Marine conservationists have condemned Ocean Park's plan to obtain more species of animals for its aquarium and marine shows.
Ocean Park is undergoing a HK$5.55 billion redevelopment which includes a proposal to introduce 33 more species.
But marine conservationists have described the practice of capturing and displaying marine wildlife for educational or conservation purposes as unnatural and without any educational benefits.
Bill Ballantine, a renowned marine scientist who visited Hong Kong recently, said: 'When I was a child, I was taken to the zoo to look at the lions. They walked up and down in the concrete cage. And that was considered educational ... yet, we don't do that anymore ... except for sharks and king fish.
'Even if [the captive cetaceans] don't mind that they are suffering, what do children learn from that?
'It is not nature and most of it is lies. Will you teach children a lot of lies?' he asked.
Janet Walker of Hong Kong Dolphinwatch pointed out that since Ocean Park opened in 1977, it had lost 100 whales, dolphins and porpoises to melioidosis, a disease involving bacterial infection in the blood and brain. The park's last remaining whale, Barney, died of the disease in 1999.
The redevelopment work began in November and is scheduled to be completed in 2012.
Proposals on the project submitted in 2005 included a plan to obtain 33 species of animals, including killer whales, polar bears and performing walruses.
A park spokeswoman said last week no specific plans relating to obtaining animals had been made 'up to now'.
Ocean Park insists it adheres to 'very strict and stringent international treaties and protocols that govern how animals are collected'.
It increases its population of creatures through breeding programmes at its own facilities, suppliers accredited by the Association of Zoos and Aquariums, donations from overseas zoos and collections of marine invertebrates from the wild, the park spokeswoman said.
She said the animals under its care were well-cared for by professional veterinary and zoological teams.
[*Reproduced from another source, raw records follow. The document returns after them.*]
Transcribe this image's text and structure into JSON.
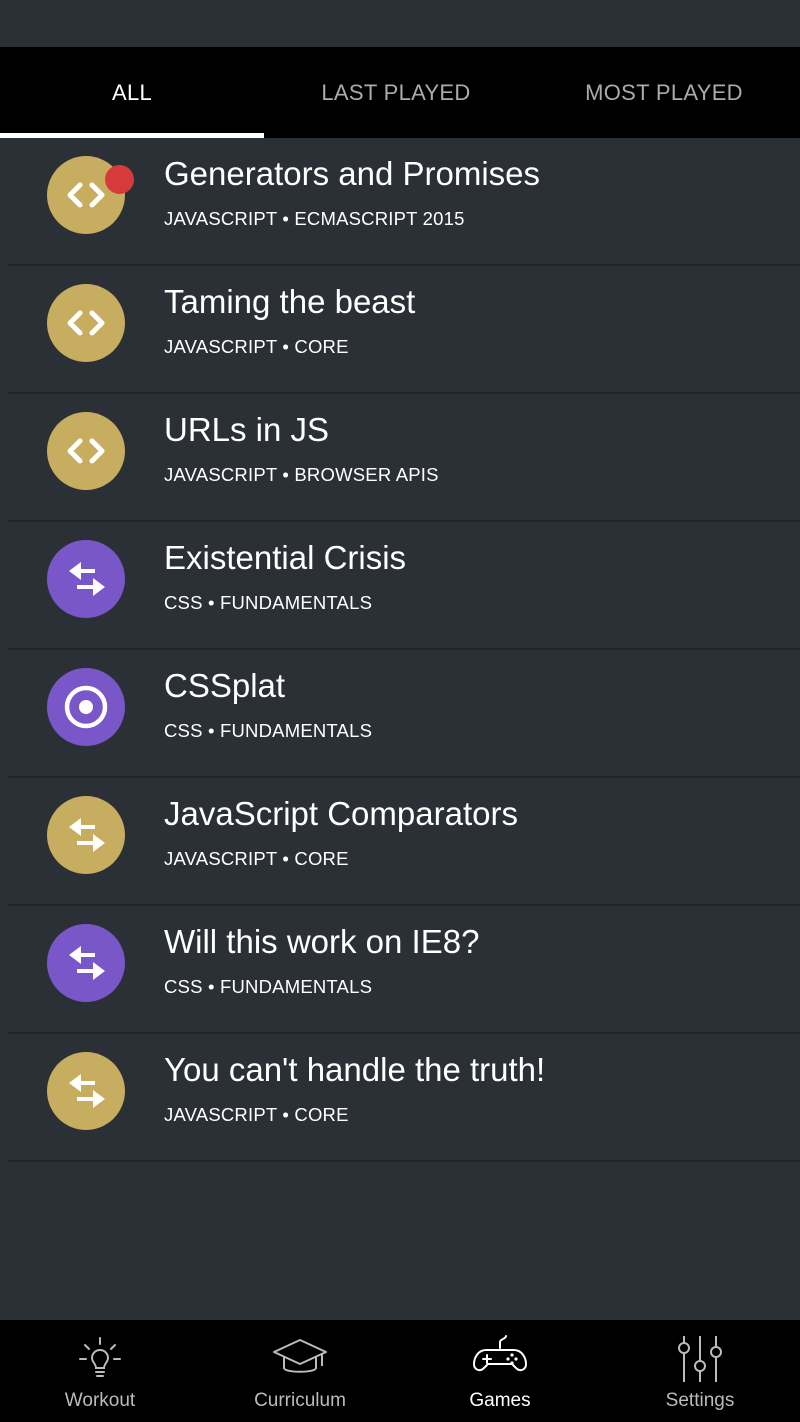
{
  "tabs": [
    {
      "label": "ALL",
      "active": true
    },
    {
      "label": "LAST PLAYED",
      "active": false
    },
    {
      "label": "MOST PLAYED",
      "active": false
    }
  ],
  "games": [
    {
      "title": "Generators and Promises",
      "subtitle": "JAVASCRIPT • ECMASCRIPT 2015",
      "icon": "code-icon",
      "color": "#c7ad5f",
      "has_notification": true
    },
    {
      "title": "Taming the beast",
      "subtitle": "JAVASCRIPT • CORE",
      "icon": "code-icon",
      "color": "#c7ad5f"
    },
    {
      "title": "URLs in JS",
      "subtitle": "JAVASCRIPT • BROWSER APIS",
      "icon": "code-icon",
      "color": "#c7ad5f"
    },
    {
      "title": "Existential Crisis",
      "subtitle": "CSS • FUNDAMENTALS",
      "icon": "swap-arrows-icon",
      "color": "#7a57c9"
    },
    {
      "title": "CSSplat",
      "subtitle": "CSS • FUNDAMENTALS",
      "icon": "target-icon",
      "color": "#7a57c9"
    },
    {
      "title": "JavaScript Comparators",
      "subtitle": "JAVASCRIPT • CORE",
      "icon": "swap-arrows-icon",
      "color": "#c7ad5f"
    },
    {
      "title": "Will this work on IE8?",
      "subtitle": "CSS • FUNDAMENTALS",
      "icon": "swap-arrows-icon",
      "color": "#7a57c9"
    },
    {
      "title": "You can't handle the truth!",
      "subtitle": "JAVASCRIPT • CORE",
      "icon": "swap-arrows-icon",
      "color": "#c7ad5f"
    }
  ],
  "nav": [
    {
      "label": "Workout",
      "icon": "lightbulb-icon",
      "active": false
    },
    {
      "label": "Curriculum",
      "icon": "graduation-cap-icon",
      "active": false
    },
    {
      "label": "Games",
      "icon": "gamepad-icon",
      "active": true
    },
    {
      "label": "Settings",
      "icon": "sliders-icon",
      "active": false
    }
  ],
  "colors": {
    "background": "#2b2f36",
    "gold": "#c7ad5f",
    "purple": "#7a57c9",
    "notification": "#d63a3a"
  }
}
'We strongly feel we can provide our animals with a habitat that meets their lifestyle needs,' she said.
'In the wild, dolphins face a number of threats from pollution, fishing and lack of food. Studies now show that the longevity of dolphins in the wild and those that are under human care at zoological facilities are nearly the same.
'The average life expectancy of dolphins at Ocean Park is now similar to that in the wild.'
But Ms Walker argued the only thing one could learn from a captive whale or dolphin was that 'it will perform for food'.
She said people often suggested that some species of whales and dolphins were better off in captivity, where it would be cleaner and food would be guaranteed.
'But this is like telling humans they can spend their life in a micro-palace, but they can never leave, their room mates will be chosen for them, as will the time and content of their meals, assuming they perform as needed,' she said.
Rebecca Ngan Yee-ling, spokeswoman for the Society for the Prevention of Cruelty to Animals, said: 'Nature is full of mysteries, such as the complexity of the food chain, and we are not able to copy it in a tank'.